One of the most-awaited reveals at the recent GDC was Google’s Stadia, a much-hyped new cloud-based streaming service for video games. The basics are simple: Stadia will bring (presumably via a subscription basis) access to a great many games that are stored in Google’s cloud, and can be played on almost any device connected to the Internet, anywhere. A common theme was, “Google wants to become the Netflix of gaming.”
Whereas there were many doubters in the GDC crowd listening to Google’s Phil Harrison, a former Sony and Microsoft executive, the company has been working on this for several years, and has immense cloud-based resources, including tricks to speed up gameplay and make it (relatively) secure. Harrison revealed the new “Stadia controller,” Google’s first. This gamepad looks much like the PlayStation 4’s DualShock controller, with twin joysticks, a D-pad and lots of buttons, but also has a built-in sharing button and an Assistant to help if you get stuck. Its built-in microphone can access the Assistant for in-game hints and help. Stadia will support other gamepads as well as PCs, laptops, TVs, tablets and phones, but a standard interface for competitive gameplay may be valuable, especially with AAA-style high-speed games including the upcoming FPS Doom Eternal.
Google partnered with YouTube to access the many game clips and games available on it; over 50 billion (!) hours of gaming were watched on YouTube in 2018. A player can preview a clip and then hit “Play Now” to instantly stream the title without first downloading it, via Chrome or other browsers on a variety of interfaces. An important part of Stadia is Google’s global infrastructure, which enables it to connect players to close-by data centers to reduce latency times. Google expects support for its initial Doom Eternal launch with 4K resolution and HDR (High Dynamic Resolution) at 60 fps for Internet connections of 30Mbps. It plans to support 8K rez in the future.
Cross-platform play will be supported for that game to include players on PC, PS4, Xbox and Nintendo Switch. All this requires a new generation of GPU chips, which partner AMD is building — a giant sign announcing “10.7 Teraflops” on the GDC stage dominated smaller signs for the PS4’s 4.2 teraflops and the Xbox One X’s 6 teraflops. For comparison, the fastest supercomputer in the world in 1997, Intel’s ASCI Red, achieved just 1.0 teraflops (trillion floating point operations per second).
Sharing is a vital part of online gaming, and Stadia players can highlight, capture and share straight to YouTube. A new Crowd Play feature includes a Lobby System to enable players to match up with each other and even play alongside content creators.

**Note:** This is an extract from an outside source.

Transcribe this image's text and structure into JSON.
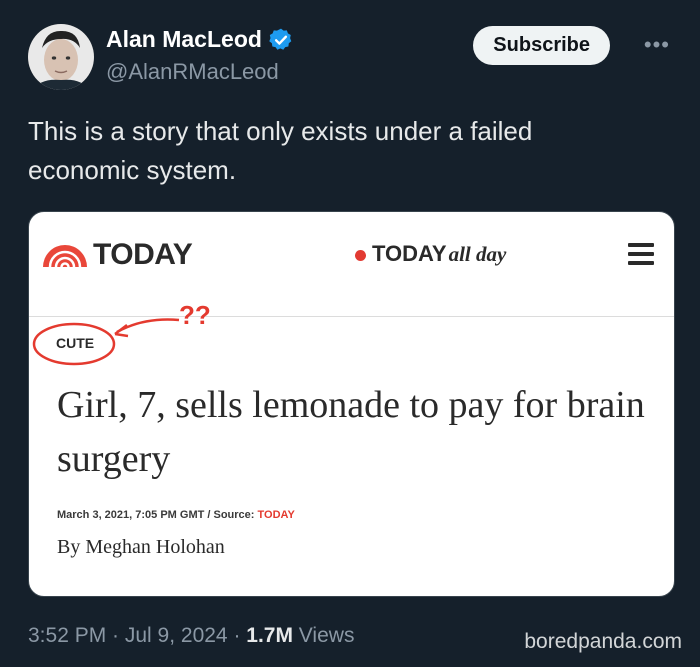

Google’s “secret sauce” for developers consists of tools based on its massive AI programs, including the ability to drop an image into one part of a game and have its style mimicked throughout. A novel State Share feature enables gamers to share a link to an exact part of a game — this is predicted to lead to new styles of gameplay.
As you’d expect, competitors are not taking this lying down. Nvidia has its GeForce Now in beta, Sony is already streaming games over the Internet, and even Apple has been testing the streaming waters. Amazon is working on a similar service, and Valve is expanding its Steam Link feature to (get ready for a tongue twister) stream STEAM games over its network.
Microsoft is a major contender with the xCloud game service it is testing this year. The Company has major cloud networks in North America and Europe, has deep pockets, and has bet heavily on AI to help the gaming dev process. Microsoft believes it has novel ways to combat latency, and that its service should work on 4G cellular networks as well as the upcoming 5G systems.
Microsoft’s head of Cloud Gaming, Kareem Choudhry, stated, “Today, the games you play are very much dictated by the device you are using. Project xCloud’s state-of-the-art global game-streaming technology will offer you the freedom to play on the device you want… The immersive nature of console and PC games often requires controls that are mapped to multiple keys, buttons, sticks and triggers. We are developing a new, game-specific touch input overlay that provides maximum response in a minimal footprint for players who choose to play without a controller.”
Exact details on costs and start date of Google’s Stadia are still TBD, as are many details of its competitors. One thing’s for sure: animation studios in the gaming genre should prepare for new types of online game worlds and styles, including new forms of interaction between both casual and professional gamers.